“We were sitting on the bus…and she put her head down on my shoulder and it was just really cute,” Davidson described. “And she goes ‘you know what I said to my mom the other day? I told her that if something happens to her, I wanted you to adopt me.’”
“I was crying,” says Davidson, “cause that means she’s actually opened up to me and she views me as someone she cares about and trusts.”
The mentoring relationship showed that her mentee could extend her trust to other people, outside her family. But Davidson’s mentee wasn’t the only one who changed.
“I learned to have patience with a process. You’re not always going to have immediate gratification or reassurance that it’s working, that you’re doing a good job,” Davison said. “I would make plans…and then she wouldn’t respond well, and I’d be stuck. It taught me to be more adaptable, and respond in real-time, in the moment, and to be receptive to the fluid and changing needs of a young person I’m working with.”
Mentoring matches like Davidson’s are successful because of the ongoing support from The Peer Project. TPP provides a 24-hour emergency hotline for mentors to call – whether there’s an emergency, or they just need timely advice on how to handle a certain situation. Mentors are never left in the dark, and have a support structure in place to guide them through the challenges they face with their matches.
Similarly, a TPP parent support worker checks in with both the mentor and mentee’s family once a month to make sure everyone is following through on their commitments, if the match is working, and if the mentor is facing any challenges or barriers.

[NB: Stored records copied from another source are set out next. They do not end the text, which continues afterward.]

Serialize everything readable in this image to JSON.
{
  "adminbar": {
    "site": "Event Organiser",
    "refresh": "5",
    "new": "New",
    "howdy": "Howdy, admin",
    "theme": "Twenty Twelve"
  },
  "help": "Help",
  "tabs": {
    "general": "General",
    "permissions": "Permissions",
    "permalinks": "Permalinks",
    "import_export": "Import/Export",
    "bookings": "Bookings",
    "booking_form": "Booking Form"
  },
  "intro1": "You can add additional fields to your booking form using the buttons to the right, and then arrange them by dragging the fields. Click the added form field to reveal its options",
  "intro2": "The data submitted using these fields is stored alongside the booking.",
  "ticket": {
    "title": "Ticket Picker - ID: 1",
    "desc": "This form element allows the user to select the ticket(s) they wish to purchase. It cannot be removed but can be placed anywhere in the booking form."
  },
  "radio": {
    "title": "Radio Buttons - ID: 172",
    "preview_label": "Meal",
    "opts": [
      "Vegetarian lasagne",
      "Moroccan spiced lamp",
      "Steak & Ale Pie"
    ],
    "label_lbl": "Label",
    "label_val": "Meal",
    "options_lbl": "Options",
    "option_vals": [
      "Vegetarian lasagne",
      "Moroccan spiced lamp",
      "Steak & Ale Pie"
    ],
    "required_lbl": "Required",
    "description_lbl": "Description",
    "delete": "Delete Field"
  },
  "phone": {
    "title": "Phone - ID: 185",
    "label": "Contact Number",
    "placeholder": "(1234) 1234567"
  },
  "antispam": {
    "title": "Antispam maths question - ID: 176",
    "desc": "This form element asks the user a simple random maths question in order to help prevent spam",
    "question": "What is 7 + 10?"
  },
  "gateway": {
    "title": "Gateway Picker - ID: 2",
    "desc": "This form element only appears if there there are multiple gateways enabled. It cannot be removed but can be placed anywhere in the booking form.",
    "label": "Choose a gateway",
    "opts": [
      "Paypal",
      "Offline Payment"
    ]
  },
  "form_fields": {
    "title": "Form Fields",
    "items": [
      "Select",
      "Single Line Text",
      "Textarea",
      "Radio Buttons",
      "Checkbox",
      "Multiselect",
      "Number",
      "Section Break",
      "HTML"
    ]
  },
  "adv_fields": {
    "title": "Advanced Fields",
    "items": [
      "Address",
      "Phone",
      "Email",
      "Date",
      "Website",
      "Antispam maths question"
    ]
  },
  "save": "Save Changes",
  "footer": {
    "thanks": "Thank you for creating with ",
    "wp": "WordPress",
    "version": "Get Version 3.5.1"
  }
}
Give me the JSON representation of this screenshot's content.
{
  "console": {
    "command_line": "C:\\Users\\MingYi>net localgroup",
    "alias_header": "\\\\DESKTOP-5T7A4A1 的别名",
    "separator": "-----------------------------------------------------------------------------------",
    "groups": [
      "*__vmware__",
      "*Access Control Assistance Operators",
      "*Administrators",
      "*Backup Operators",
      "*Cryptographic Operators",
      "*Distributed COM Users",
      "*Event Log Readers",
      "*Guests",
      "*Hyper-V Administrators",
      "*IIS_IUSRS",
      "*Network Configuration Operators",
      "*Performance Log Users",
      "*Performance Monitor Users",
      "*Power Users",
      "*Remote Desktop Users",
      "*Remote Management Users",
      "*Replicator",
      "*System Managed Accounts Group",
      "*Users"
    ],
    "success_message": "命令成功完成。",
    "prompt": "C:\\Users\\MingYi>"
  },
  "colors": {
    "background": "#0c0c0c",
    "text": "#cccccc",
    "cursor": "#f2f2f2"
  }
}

TPP pours its efforts and resources into making mentoring matches that work, doing everything possible to ensure the relationships are healthy and lasting. It’s a low-cost program built on the dedication of passionate volunteers and has a high-return in developing a strong sense of community and belonging in the youth they serve.
Research done by TPP shows the results are tangible – mentored youth go on to earn on average $315 000 more than non-mentored youth. The skills they develop with their mentors make them more successful in escaping poverty and living more fulfilling lives.
“They’re contributing to society, they’re paying it forward,” Carlson said. “And a lot of them come back and become mentors themselves.”
The impact of mentor matches go beyond the childhoods of youth; some matches last a lifetime. One particular match saw the mentor attend his mentee’s wedding as his best man, 20 years after their initial match. In another case, the mentee was adopted by his mentor’s family and went from being a mentee, to a little brother.
That’s how powerful peer mentoring is. Something as simple as providing a positive role model in a child or youth’s world is quite literally a life-changing experience.